- Michael Semple is lecturing us in Foreign Affairs on why we need to make friends with the Taliban in order to “reconcile” with them and end the war. Semple, if you recall, had his hands all over the disastrous secession of Musa Qala, yet couldn’t find it within himself to mention such a stupendous failure (and his expulsion from Afghanistan) in his piece. If he won’t own up to his own failures and maybe, I don’t know, offer a way we can avoid them in future, how is he in any way trustworthy for new policy ideas? Yes, let us talk to the Taliban, but let us talk to them when they are not actively winning already, since that kind of looks like surrender talk. We’ve discussed new political parties, the weird negotiations kabuki, and the fact that most people still don’t know we even want to “negotiate” with the Taliban. Semple barely addresses any of these issues.
- My biggest problem with Seth Jones isn’t his Big Ideas about Afghanistan (which are mostly inarguable), but that he blithely repeats vague platitudes with no indication about how to implement them. He did this when he was defending Hamid Karzai, and he did that when he timelined the post-2001 war. Now he’s in the WSJ, saying all we need are arbakai and local governance councils. And yes we do—if we reform the constitution, isolate Kabul, completely rework the entire government’s approach to nation-building, and accept all that local corruption he so strongly condemned in his book. And if we somehow make arbakai agents of security instead of insecurity, which is unlikely outside of Loya Paktiya. But he wrote a book, so listen to him! [Update: Christian Bleuer notices something I forgot in all my annoyance: Jones doesn't even understand the field he's writing off with a single sentence.

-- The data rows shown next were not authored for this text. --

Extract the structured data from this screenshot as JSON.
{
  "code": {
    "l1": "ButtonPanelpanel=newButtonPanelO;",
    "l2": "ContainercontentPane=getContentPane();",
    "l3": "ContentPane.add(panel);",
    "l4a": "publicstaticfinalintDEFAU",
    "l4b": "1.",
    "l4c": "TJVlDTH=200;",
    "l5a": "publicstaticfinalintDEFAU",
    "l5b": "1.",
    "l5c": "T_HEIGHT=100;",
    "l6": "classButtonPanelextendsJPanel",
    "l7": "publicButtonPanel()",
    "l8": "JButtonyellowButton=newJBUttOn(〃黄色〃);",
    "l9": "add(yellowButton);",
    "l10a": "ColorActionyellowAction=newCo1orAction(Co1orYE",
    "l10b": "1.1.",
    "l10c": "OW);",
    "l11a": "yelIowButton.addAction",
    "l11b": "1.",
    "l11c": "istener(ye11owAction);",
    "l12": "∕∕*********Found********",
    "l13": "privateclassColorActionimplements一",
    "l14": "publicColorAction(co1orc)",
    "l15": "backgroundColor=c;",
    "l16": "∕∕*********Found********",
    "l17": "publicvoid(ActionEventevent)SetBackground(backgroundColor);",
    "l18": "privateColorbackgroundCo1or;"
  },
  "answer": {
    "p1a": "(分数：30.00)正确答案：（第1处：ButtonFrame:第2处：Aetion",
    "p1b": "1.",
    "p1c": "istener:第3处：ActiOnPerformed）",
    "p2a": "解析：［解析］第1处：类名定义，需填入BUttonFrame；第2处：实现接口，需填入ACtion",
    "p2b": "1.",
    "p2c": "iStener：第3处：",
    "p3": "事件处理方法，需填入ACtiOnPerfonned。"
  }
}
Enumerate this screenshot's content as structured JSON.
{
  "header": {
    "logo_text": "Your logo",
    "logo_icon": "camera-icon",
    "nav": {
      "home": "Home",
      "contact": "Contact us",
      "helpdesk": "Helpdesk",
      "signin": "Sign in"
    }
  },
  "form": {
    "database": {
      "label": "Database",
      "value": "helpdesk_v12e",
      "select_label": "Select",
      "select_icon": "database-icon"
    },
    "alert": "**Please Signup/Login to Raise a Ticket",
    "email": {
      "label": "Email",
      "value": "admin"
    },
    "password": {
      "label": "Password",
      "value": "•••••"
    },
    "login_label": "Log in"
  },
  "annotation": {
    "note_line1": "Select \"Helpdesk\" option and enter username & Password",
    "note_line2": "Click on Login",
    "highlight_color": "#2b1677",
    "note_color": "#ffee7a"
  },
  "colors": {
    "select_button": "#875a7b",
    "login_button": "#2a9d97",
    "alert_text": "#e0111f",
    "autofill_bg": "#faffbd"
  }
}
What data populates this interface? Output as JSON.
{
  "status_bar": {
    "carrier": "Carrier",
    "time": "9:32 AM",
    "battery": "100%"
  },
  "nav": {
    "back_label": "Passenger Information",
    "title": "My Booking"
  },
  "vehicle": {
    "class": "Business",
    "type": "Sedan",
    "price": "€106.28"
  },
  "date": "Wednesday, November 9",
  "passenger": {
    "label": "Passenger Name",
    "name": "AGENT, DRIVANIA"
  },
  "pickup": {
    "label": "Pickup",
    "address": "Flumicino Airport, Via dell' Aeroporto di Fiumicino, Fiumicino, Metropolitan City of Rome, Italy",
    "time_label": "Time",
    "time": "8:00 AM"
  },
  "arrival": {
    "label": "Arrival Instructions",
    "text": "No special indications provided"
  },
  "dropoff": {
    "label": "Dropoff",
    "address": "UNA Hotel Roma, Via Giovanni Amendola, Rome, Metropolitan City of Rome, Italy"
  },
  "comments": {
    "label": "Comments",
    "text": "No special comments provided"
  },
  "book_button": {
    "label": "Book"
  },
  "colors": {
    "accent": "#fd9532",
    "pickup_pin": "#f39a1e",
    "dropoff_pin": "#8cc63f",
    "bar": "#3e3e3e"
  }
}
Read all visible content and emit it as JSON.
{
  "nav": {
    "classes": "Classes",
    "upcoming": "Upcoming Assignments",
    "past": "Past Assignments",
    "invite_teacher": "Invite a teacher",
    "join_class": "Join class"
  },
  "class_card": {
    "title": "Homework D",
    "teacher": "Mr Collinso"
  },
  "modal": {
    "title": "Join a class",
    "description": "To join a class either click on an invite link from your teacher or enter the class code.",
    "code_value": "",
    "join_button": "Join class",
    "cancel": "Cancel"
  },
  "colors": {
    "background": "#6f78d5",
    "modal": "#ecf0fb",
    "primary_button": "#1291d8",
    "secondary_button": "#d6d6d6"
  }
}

And he's the RAND expert!]
- Did you know Fred and Kim Kagan were Afghanistan experts? Because they talk about the Surge a lot, the Weekly Standard sure does, and even seems to enjoy them writing a passionate defense of the Green Lantern Theory of geopolitics, where if we Americans just squint and grunt hard enough, we can do anything regardless of implementations, resource limitations, and public support. Questioning the war is unpatriotic, trying to push it in any direction other than escalate escalate escalate is evidence of lacking will.
- David Kilcullen predicts we have four Friedman Units left in Afghanistan. This from the man who has made a career out of leveraging baseless, apocalyptic predictions of Afghanistan and Pakistan into prominent advisory positions. Sorry, Dave—your drag is getting kind of old, and no one likes the boy who keeps crying wolf.
That being said, something is weighing very heavily on me. Both the government and pundit-land have actual Afghanistan experts, with proven records of success (or at least being right if they were overruled), and an obvious and keen grasp of the issues involved. They never seem to make it to the op-ed pages or the reporter interviews (and worse: many of those same op-ed pages reject nuts-and-bolts articles—believe me, I’ve tried). It’s perhaps because they’re more busy with actually trying to solve problems than hyping themselves in the media, but the fundamental “expert problem” remains: why do we rely on the same old generic “experts” when we have actual experts who could lend insight?
Right now the same old crowd of think tankers is not serving us, our soldiers, or our strategic interests… in fact, I’ll go so far as to say they are making us significantly worse off. I’ve said it before, and I’ll say it again: Can the adults please start discussing Afghanistan? We need them desperately.